Task requirements:
Give a verbatim quotation of every record.

============================================================

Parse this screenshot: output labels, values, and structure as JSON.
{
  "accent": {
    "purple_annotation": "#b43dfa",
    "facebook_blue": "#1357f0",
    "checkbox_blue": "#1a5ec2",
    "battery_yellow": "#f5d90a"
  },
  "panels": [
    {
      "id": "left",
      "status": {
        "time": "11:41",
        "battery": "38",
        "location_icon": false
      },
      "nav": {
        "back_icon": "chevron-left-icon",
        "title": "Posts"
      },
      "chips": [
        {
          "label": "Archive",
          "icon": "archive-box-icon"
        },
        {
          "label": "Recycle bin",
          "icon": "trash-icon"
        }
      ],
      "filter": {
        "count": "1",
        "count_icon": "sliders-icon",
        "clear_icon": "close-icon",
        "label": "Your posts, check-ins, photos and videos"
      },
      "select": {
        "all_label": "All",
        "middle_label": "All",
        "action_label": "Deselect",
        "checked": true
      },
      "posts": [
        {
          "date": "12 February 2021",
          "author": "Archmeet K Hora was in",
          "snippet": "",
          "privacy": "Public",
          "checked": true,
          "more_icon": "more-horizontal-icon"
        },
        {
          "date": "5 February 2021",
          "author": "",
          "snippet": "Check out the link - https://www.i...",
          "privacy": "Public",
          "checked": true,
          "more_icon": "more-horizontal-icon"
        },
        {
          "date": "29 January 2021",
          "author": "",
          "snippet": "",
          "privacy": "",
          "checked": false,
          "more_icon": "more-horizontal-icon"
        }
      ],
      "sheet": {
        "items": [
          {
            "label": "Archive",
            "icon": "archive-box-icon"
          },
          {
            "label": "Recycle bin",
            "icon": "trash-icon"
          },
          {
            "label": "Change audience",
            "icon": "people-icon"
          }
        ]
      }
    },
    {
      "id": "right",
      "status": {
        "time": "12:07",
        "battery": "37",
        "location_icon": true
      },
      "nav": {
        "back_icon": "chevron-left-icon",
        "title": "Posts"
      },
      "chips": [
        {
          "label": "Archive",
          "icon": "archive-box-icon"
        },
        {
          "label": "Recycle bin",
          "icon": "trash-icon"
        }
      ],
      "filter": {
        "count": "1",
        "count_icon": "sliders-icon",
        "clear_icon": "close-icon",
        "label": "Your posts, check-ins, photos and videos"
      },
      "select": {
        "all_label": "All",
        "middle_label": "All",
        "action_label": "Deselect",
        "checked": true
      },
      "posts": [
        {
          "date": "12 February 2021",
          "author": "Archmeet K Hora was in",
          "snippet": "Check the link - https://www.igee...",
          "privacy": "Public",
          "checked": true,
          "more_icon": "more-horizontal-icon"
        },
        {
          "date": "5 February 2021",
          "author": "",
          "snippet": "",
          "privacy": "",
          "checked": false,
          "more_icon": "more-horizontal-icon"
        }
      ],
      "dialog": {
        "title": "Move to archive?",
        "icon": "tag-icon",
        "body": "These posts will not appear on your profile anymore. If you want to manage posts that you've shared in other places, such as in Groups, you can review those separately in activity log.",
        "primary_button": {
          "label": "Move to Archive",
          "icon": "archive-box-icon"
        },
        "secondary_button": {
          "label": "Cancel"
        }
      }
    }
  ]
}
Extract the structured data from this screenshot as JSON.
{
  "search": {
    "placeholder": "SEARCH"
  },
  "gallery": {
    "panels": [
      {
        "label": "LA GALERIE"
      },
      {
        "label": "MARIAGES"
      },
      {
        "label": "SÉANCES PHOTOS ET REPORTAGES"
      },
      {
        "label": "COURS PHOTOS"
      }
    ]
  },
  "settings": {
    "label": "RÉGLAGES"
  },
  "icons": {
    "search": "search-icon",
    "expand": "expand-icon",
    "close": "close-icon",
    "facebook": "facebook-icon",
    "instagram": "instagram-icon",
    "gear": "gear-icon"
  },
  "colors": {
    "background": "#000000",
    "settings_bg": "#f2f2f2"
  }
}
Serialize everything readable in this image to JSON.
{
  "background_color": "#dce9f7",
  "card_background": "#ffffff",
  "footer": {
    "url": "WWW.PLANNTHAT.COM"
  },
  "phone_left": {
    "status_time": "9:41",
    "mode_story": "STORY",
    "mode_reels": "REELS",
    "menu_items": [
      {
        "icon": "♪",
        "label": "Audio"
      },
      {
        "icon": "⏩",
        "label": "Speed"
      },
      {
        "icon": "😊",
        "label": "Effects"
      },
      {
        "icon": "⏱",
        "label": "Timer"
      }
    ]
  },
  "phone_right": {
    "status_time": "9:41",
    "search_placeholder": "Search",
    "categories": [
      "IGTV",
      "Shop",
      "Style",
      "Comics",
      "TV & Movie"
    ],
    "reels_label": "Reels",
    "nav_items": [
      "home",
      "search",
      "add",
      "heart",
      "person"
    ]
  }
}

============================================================

Expected answer:
Parse this screenshot: output labels, values, and structure as JSON.
{
  "accent": {
    "purple_annotation": "#b43dfa",
    "facebook_blue": "#1357f0",
    "checkbox_blue": "#1a5ec2",
    "battery_yellow": "#f5d90a"
  },
  "panels": [
    {
      "id": "left",
      "status": {
        "time": "11:41",
        "battery": "38",
        "location_icon": false
      },
      "nav": {
        "back_icon": "chevron-left-icon",
        "title": "Posts"
      },
      "chips": [
        {
          "label": "Archive",
          "icon": "archive-box-icon"
        },
        {
          "label": "Recycle bin",
          "icon": "trash-icon"
        }
      ],
      "filter": {
        "count": "1",
        "count_icon": "sliders-icon",
        "clear_icon": "close-icon",
        "label": "Your posts, check-ins, photos and videos"
      },
      "select": {
        "all_label": "All",
        "middle_label": "All",
        "action_label": "Deselect",
        "checked": true
      },
      "posts": [
        {
          "date": "12 February 2021",
          "author": "Archmeet K Hora was in",
          "snippet": "",
          "privacy": "Public",
          "checked": true,
          "more_icon": "more-horizontal-icon"
        },
        {
          "date": "5 February 2021",
          "author": "",
          "snippet": "Check out the link - https://www.i...",
          "privacy": "Public",
          "checked": true,
          "more_icon": "more-horizontal-icon"
        },
        {
          "date": "29 January 2021",
          "author": "",
          "snippet": "",
          "privacy": "",
          "checked": false,
          "more_icon": "more-horizontal-icon"
        }
      ],
      "sheet": {
        "items": [
          {
            "label": "Archive",
            "icon": "archive-box-icon"
          },
          {
            "label": "Recycle bin",
            "icon": "trash-icon"
          },
          {
            "label": "Change audience",
            "icon": "people-icon"
          }
        ]
      }
    },
    {
      "id": "right",
      "status": {
        "time": "12:07",
        "battery": "37",
        "location_icon": true
      },
      "nav": {
        "back_icon": "chevron-left-icon",
        "title": "Posts"
      },
      "chips": [
        {
          "label": "Archive",
          "icon": "archive-box-icon"
        },
        {
          "label": "Recycle bin",
          "icon": "trash-icon"
        }
      ],
      "filter": {
        "count": "1",
        "count_icon": "sliders-icon",
        "clear_icon": "close-icon",
        "label": "Your posts, check-ins, photos and videos"
      },
      "select": {
        "all_label": "All",
        "middle_label": "All",
        "action_label": "Deselect",
        "checked": true
      },
      "posts": [
        {
          "date": "12 February 2021",
          "author": "Archmeet K Hora was in",
          "snippet": "Check the link - https://www.igee...",
          "privacy": "Public",
          "checked": true,
          "more_icon": "more-horizontal-icon"
        },
        {
          "date": "5 February 2021",
          "author": "",
          "snippet": "",
          "privacy": "",
          "checked": false,
          "more_icon": "more-horizontal-icon"
        }
      ],
      "dialog": {
        "title": "Move to archive?",
        "icon": "tag-icon",
        "body": "These posts will not appear on your profile anymore. If you want to manage posts that you've shared in other places, such as in Groups, you can review those separately in activity log.",
        "primary_button": {
          "label": "Move to Archive",
          "icon": "archive-box-icon"
        },
        "secondary_button": {
          "label": "Cancel"
        }
      }
    }
  ]
}
Extract the structured data from this screenshot as JSON.
{
  "search": {
    "placeholder": "SEARCH"
  },
  "gallery": {
    "panels": [
      {
        "label": "LA GALERIE"
      },
      {
        "label": "MARIAGES"
      },
      {
        "label": "SÉANCES PHOTOS ET REPORTAGES"
      },
      {
        "label": "COURS PHOTOS"
      }
    ]
  },
  "settings": {
    "label": "RÉGLAGES"
  },
  "icons": {
    "search": "search-icon",
    "expand": "expand-icon",
    "close": "close-icon",
    "facebook": "facebook-icon",
    "instagram": "instagram-icon",
    "gear": "gear-icon"
  },
  "colors": {
    "background": "#000000",
    "settings_bg": "#f2f2f2"
  }
}
Serialize everything readable in this image to JSON.
{
  "background_color": "#dce9f7",
  "card_background": "#ffffff",
  "footer": {
    "url": "WWW.PLANNTHAT.COM"
  },
  "phone_left": {
    "status_time": "9:41",
    "mode_story": "STORY",
    "mode_reels": "REELS",
    "menu_items": [
      {
        "icon": "♪",
        "label": "Audio"
      },
      {
        "icon": "⏩",
        "label": "Speed"
      },
      {
        "icon": "😊",
        "label": "Effects"
      },
      {
        "icon": "⏱",
        "label": "Timer"
      }
    ]
  },
  "phone_right": {
    "status_time": "9:41",
    "search_placeholder": "Search",
    "categories": [
      "IGTV",
      "Shop",
      "Style",
      "Comics",
      "TV & Movie"
    ],
    "reels_label": "Reels",
    "nav_items": [
      "home",
      "search",
      "add",
      "heart",
      "person"
    ]
  }
}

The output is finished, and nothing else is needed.